- What the exercise asks:
Return every line from the records below that has the word "EQUIPMENT".

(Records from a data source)
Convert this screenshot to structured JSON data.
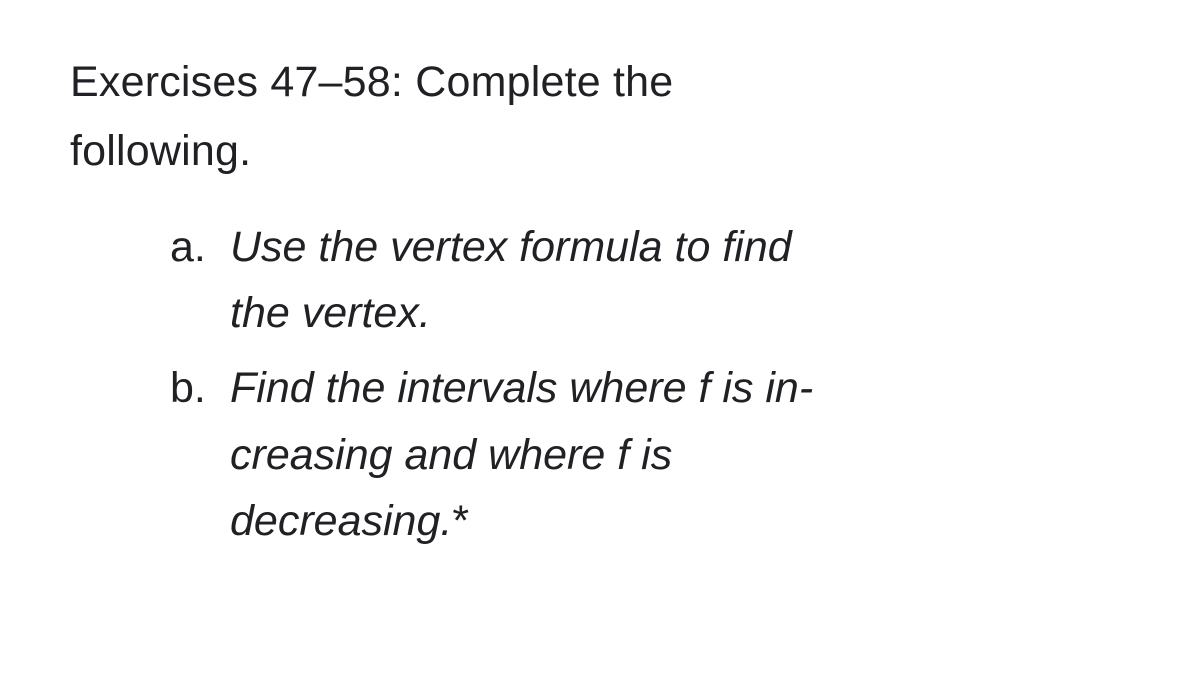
{
  "heading": {
    "line1": "Exercises 47–58: Complete the",
    "line2": "following."
  },
  "items": [
    {
      "label": "a.",
      "text_line1": "Use the vertex formula to find",
      "text_line2": "the vertex."
    },
    {
      "label": "b.",
      "text_line1_part1": "Find the intervals where ",
      "text_line1_fn": "f",
      "text_line1_part2": " is in-",
      "text_line2_part1": "creasing and where ",
      "text_line2_fn": "f",
      "text_line2_part2": " is",
      "text_line3": "decreasing.",
      "asterisk": "*"
    }
  ]
}
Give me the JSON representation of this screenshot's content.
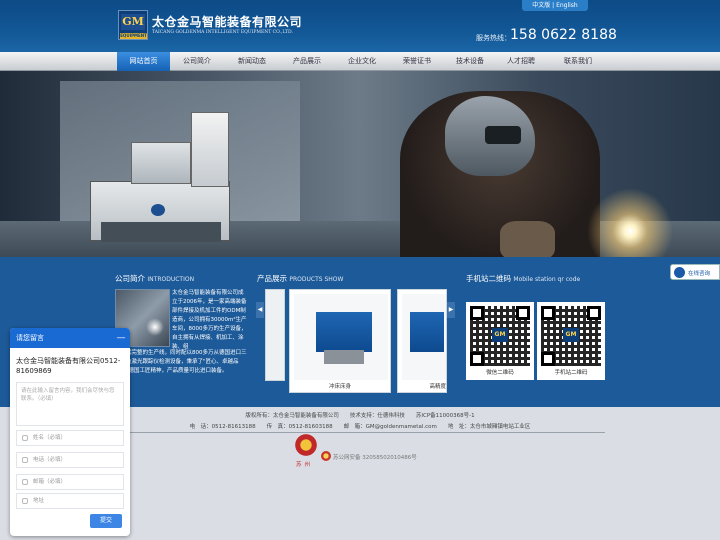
{
  "header": {
    "logo_text": "GM",
    "logo_sub": "EQUIPMENT",
    "company_cn": "太仓金马智能装备有限公司",
    "company_en": "TAICANG GOLDENMA INTELLIGENT EQUIPMENT CO.,LTD.",
    "lang_switch": "中文版 | English",
    "hotline_label": "服务热线：",
    "hotline": "158 0622 8188"
  },
  "nav": {
    "items": [
      {
        "label": "网站首页"
      },
      {
        "label": "公司简介"
      },
      {
        "label": "新闻动态"
      },
      {
        "label": "产品展示"
      },
      {
        "label": "企业文化"
      },
      {
        "label": "荣誉证书"
      },
      {
        "label": "技术设备"
      },
      {
        "label": "人才招聘"
      },
      {
        "label": "联系我们"
      }
    ]
  },
  "intro": {
    "title_cn": "公司简介",
    "title_en": "INTRODUCTION",
    "text_a": "太仓金马智能装备有限公司成立于2006年，是一家高端装备部件焊接及机加工件的ODM制造商，公司拥有30000m²生产车间，8000多万的生产设备，自主拥有从焊接、机加工、涂装、组",
    "text_b": "装测试完整的生产线，同时配以800多万从德国进口三坐标及激光跟踪仪检测设备，秉承了\"匠心、卓越品质\"的德国工匠精神，产品质量可比进口装备。"
  },
  "products": {
    "title_cn": "产品展示",
    "title_en": "PRODUCTS SHOW",
    "items": [
      {
        "caption": "冲床床身"
      },
      {
        "caption": "高精度"
      }
    ]
  },
  "qr": {
    "title_cn": "手机站二维码",
    "title_en": "Mobile station qr code",
    "items": [
      {
        "caption": "微信二维码",
        "logo": "GM"
      },
      {
        "caption": "手机站二维码",
        "logo": "GM"
      }
    ]
  },
  "online": {
    "label": "在线咨询"
  },
  "footer": {
    "line1": "版权所有：太仓金马智能装备有限公司　　技术支持：仕德伟科技　　苏ICP备11000368号-1",
    "line2": "电　话：0512-81613188　　传　真：0512-81603188　　邮　箱：GM@goldenmametal.com　　地　址：太仓市城厢镇电站工业区",
    "city": "苏州",
    "beian": "苏公网安备 32058502010486号"
  },
  "chat": {
    "title": "请您留言",
    "minimize": "—",
    "company": "太仓金马智能装备有限公司0512-81609869",
    "message_placeholder": "请在此输入留言内容，我们会尽快与您联系。（必填）",
    "fields": [
      {
        "placeholder": "姓名（必填）"
      },
      {
        "placeholder": "电话（必填）"
      },
      {
        "placeholder": "邮箱（必填）"
      },
      {
        "placeholder": "地址"
      }
    ],
    "submit": "提交"
  },
  "colors": {
    "header_blue": "#125796",
    "content_blue": "#1d5a99",
    "nav_active": "#1662b5",
    "chat_blue": "#1a6ad4"
  }
}
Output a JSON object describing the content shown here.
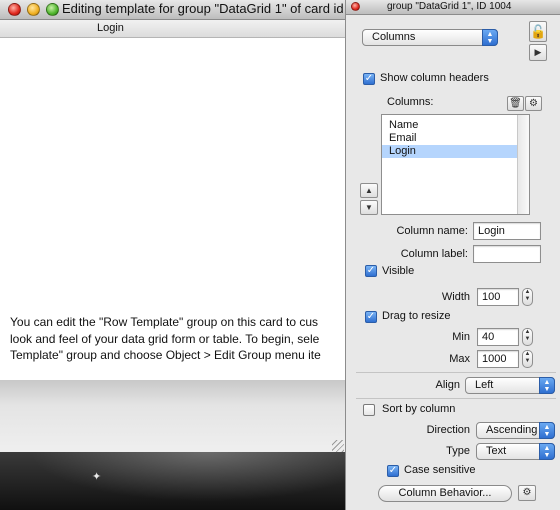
{
  "editor_window": {
    "title": "Editing template for group \"DataGrid 1\" of card id",
    "header_label": "Login",
    "instructions": [
      "You can edit the \"Row Template\" group on this card to cus",
      "look and feel of your data grid form or table. To begin, sele",
      "Template\" group and choose Object > Edit Group menu ite"
    ]
  },
  "inspector": {
    "title": "group \"DataGrid 1\", ID 1004",
    "section_selector": {
      "value": "Columns",
      "icon": "up-down-arrows-icon"
    },
    "lock_icon": "padlock-icon",
    "play_icon": "play-icon",
    "show_column_headers": {
      "label": "Show column headers",
      "checked": true
    },
    "columns_label": "Columns:",
    "columns_list": [
      {
        "name": "Name",
        "selected": false
      },
      {
        "name": "Email",
        "selected": false
      },
      {
        "name": "Login",
        "selected": true
      }
    ],
    "move_up_glyph": "▲",
    "move_down_glyph": "▼",
    "column_name": {
      "label": "Column name:",
      "value": "Login"
    },
    "column_label": {
      "label": "Column label:",
      "value": ""
    },
    "visible": {
      "label": "Visible",
      "checked": true
    },
    "width": {
      "label": "Width",
      "value": "100"
    },
    "drag_to_resize": {
      "label": "Drag to resize",
      "checked": true
    },
    "min": {
      "label": "Min",
      "value": "40"
    },
    "max": {
      "label": "Max",
      "value": "1000"
    },
    "align": {
      "label": "Align",
      "value": "Left"
    },
    "sort_by_column": {
      "label": "Sort by column",
      "checked": false
    },
    "direction": {
      "label": "Direction",
      "value": "Ascending"
    },
    "type": {
      "label": "Type",
      "value": "Text"
    },
    "case_sensitive": {
      "label": "Case sensitive",
      "checked": true
    },
    "column_behavior_button": "Column Behavior...",
    "gear_icon": "gear-icon",
    "trash_icon": "trash-icon",
    "colors": {
      "accent": "#2f6fd0",
      "selection": "#b5d5fd"
    }
  }
}
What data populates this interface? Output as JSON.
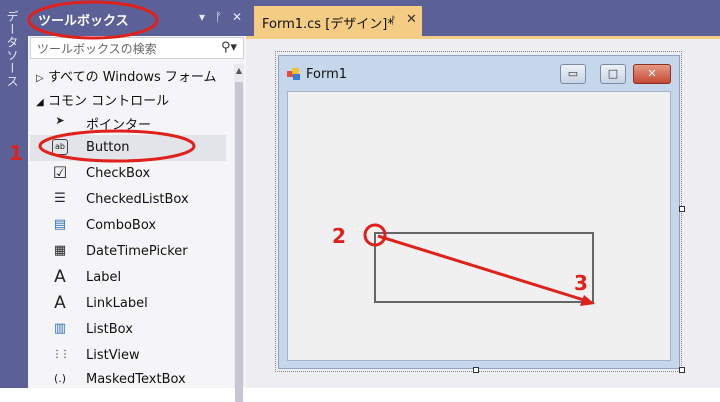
{
  "side_strip": {
    "label": "データソース"
  },
  "toolbox": {
    "title": "ツールボックス",
    "header_icons": [
      "▾",
      "ᚠ",
      "✕"
    ],
    "search": {
      "placeholder": "ツールボックスの検索",
      "icon": "search-icon"
    },
    "categories": [
      {
        "label": "すべての Windows フォーム",
        "expanded": false
      },
      {
        "label": "コモン コントロール",
        "expanded": true
      }
    ],
    "items": [
      {
        "label": "ポインター",
        "icon": "pointer-icon",
        "glyph": "➤"
      },
      {
        "label": "Button",
        "icon": "button-icon",
        "glyph": "ab"
      },
      {
        "label": "CheckBox",
        "icon": "checkbox-icon",
        "glyph": "☑"
      },
      {
        "label": "CheckedListBox",
        "icon": "checkedlistbox-icon",
        "glyph": "☰"
      },
      {
        "label": "ComboBox",
        "icon": "combobox-icon",
        "glyph": "▤"
      },
      {
        "label": "DateTimePicker",
        "icon": "datetimepicker-icon",
        "glyph": "▦"
      },
      {
        "label": "Label",
        "icon": "label-icon",
        "glyph": "A"
      },
      {
        "label": "LinkLabel",
        "icon": "linklabel-icon",
        "glyph": "A"
      },
      {
        "label": "ListBox",
        "icon": "listbox-icon",
        "glyph": "▥"
      },
      {
        "label": "ListView",
        "icon": "listview-icon",
        "glyph": "⋮⋮"
      },
      {
        "label": "MaskedTextBox",
        "icon": "maskedtextbox-icon",
        "glyph": "(.)"
      }
    ],
    "selected_item": "Button"
  },
  "tab": {
    "label": "Form1.cs [デザイン]*",
    "pin": "ᚠ",
    "close": "✕"
  },
  "form": {
    "title": "Form1",
    "buttons": {
      "minimize": "▭",
      "maximize": "□",
      "close": "✕"
    }
  },
  "annotations": {
    "step1": "1",
    "step2": "2",
    "step3": "3",
    "color": "#e0201b"
  },
  "colors": {
    "header": "#5b6096",
    "active_tab": "#f5cc84",
    "annotation": "#e0201b"
  }
}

- Solved problem:
    "logo_sub": "EQUIPMENT",
    "company_en": "TAICANG GOLDENMA INTELLIGENT EQUIPMENT CO.,LTD.",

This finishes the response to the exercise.